Lyft, the ride-sharing company that boasts having facilitated more than a billion rides in 2018, is arguing in a lawsuit that it’s “not in the transportation business” to avoid complying with the Americans with Disabilities Act (ADA), Politico reports.
The company made its argument after a woman in Westchester County named Harriet Lowell filed a federal class action lawsuit against the ride-sharing app company for not being able to access transportation that accommodates people with disability.
“In one word this lawsuit’s about equality. It’s about the right of people with disabilities to participate in Lyft,” Lowell’s lawyers argue. “Right now Lyft currently refuses to serve people who need non-foldable wheelchairs or scooters.”

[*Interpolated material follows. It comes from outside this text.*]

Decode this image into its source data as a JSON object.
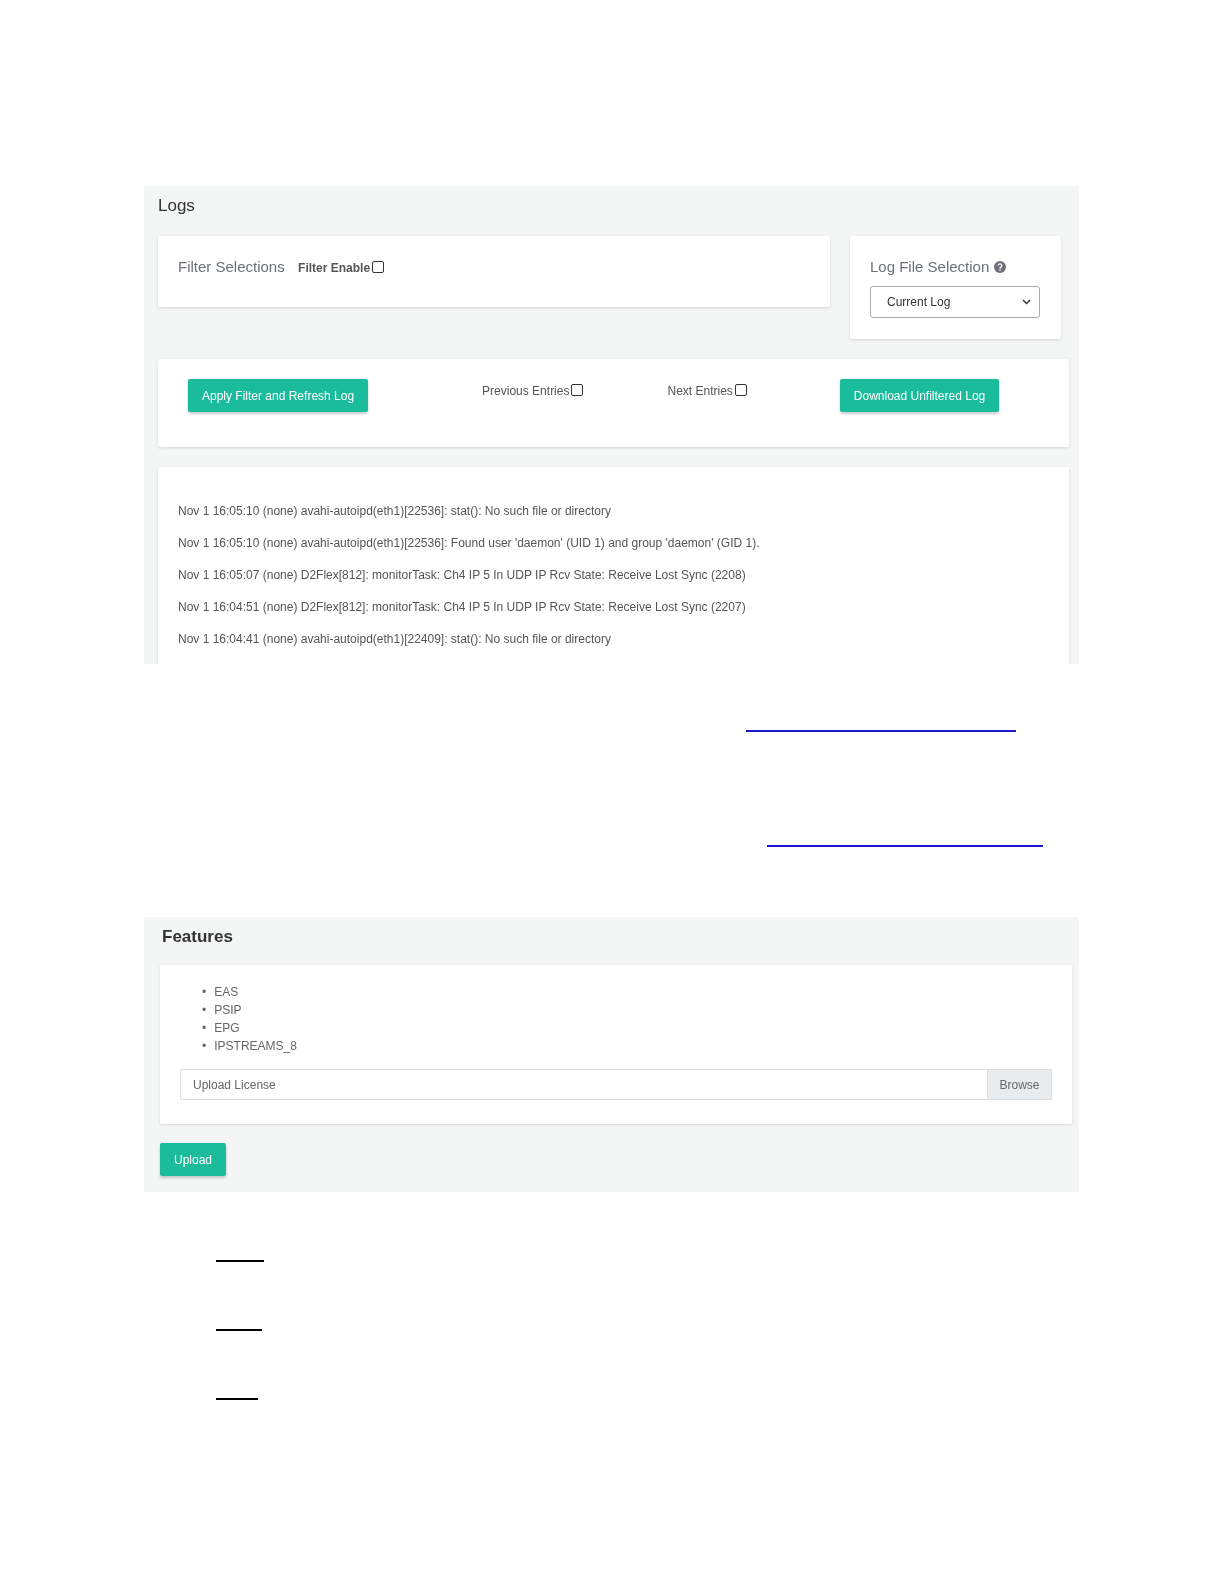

In March, disability advocacy organizations and four people who use wheelchairs in the Bay Area filed a lawsuit against Lyft for the same reasons, claiming that ride-sharing companies drove traditional taxis off the streets, rendering many wheelchair users without options.
Lyft, which reportedly facilitated 600 million rides in 2018 in the Bay Area alone, is billing itself as a “technology company” in response to these complaints. The argument is, at the very least, factually inaccurate for a company that explicitly wrote in its mission statement that it aims to “improve people’s lives with the world’s best transportation,” and that it started its “movement” to “revolutionize transportation.”

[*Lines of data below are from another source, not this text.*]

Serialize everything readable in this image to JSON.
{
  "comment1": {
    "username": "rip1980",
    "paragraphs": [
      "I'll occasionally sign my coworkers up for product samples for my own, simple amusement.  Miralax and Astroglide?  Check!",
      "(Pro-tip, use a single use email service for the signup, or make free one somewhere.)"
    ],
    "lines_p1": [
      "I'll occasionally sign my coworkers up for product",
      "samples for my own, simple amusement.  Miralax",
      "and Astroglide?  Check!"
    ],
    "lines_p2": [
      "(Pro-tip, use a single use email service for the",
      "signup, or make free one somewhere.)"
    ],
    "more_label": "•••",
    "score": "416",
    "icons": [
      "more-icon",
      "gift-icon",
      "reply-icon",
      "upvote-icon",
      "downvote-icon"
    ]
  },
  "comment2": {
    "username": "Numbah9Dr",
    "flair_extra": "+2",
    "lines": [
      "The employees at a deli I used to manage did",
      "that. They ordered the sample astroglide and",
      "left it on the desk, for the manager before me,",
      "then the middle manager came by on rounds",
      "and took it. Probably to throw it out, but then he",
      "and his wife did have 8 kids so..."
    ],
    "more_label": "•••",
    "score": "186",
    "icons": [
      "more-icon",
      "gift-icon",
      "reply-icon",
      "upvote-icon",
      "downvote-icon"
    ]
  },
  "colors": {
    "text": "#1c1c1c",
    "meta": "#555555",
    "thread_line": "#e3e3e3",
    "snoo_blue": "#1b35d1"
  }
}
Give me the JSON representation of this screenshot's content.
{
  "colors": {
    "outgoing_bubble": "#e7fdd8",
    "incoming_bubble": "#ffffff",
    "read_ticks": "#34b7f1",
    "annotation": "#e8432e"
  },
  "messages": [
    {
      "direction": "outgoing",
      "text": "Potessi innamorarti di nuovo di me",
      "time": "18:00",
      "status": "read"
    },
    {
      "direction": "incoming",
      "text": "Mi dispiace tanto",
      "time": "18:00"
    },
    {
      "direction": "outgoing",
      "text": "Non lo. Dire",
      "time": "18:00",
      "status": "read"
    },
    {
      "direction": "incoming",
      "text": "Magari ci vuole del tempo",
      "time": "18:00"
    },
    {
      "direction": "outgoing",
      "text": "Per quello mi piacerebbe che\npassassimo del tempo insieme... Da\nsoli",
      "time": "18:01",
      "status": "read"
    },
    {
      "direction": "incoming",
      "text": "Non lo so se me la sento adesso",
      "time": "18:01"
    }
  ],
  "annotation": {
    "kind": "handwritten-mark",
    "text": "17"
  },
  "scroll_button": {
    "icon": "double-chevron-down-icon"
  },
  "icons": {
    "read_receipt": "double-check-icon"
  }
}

The company further claims to have a “singular” focus on transportation. “Transportation is not simply a massive market opportunity, but also an extremely complex problem demanding complete commitment and thoughtful execution,” Lyft’s mission statement reads, according to its filing with the U.S. Securities and Exchanges Commission (SEC). “We are singularly focused on revolutionizing transportation. This enables us to continually address the needs of a diverse and evolving user base through innovative offerings, scale our user network and grow our market share.”
In its SEC filing, Lyft also touts its ability to “empower riders to select the mode of transportation best suited to their specific needs.” In light of the company’s recent remarks, this read like a marketing ploy, rather than an issue Lyft actually wishes to address.
This isn’t the first time an app-based company has shied away from actual responsibilities associated with the business it promotes on its platform, which continues to be a bone of contention for critics. In 2017, a man sued gay dating app Grindr for allegedly ignoring his complaints for months after his ex used the app to stalk him and send more than a thousand unwanted “dates” to his home.
For a technology firm that operates entirely on facilitating transportation between different parties, it’s unclear why Lyft would distance itself from the concept central to its mission. The company’s further emphasis on serving “a diverse and evolving user base” should be more reason for it to comply with ADA rules, because “diverse” includes those with disabilities.
The Daily Dot has reached out to Lyft for comment on these inconsistencies between its mission statement and latest statements, and will update the story if Lyft responds.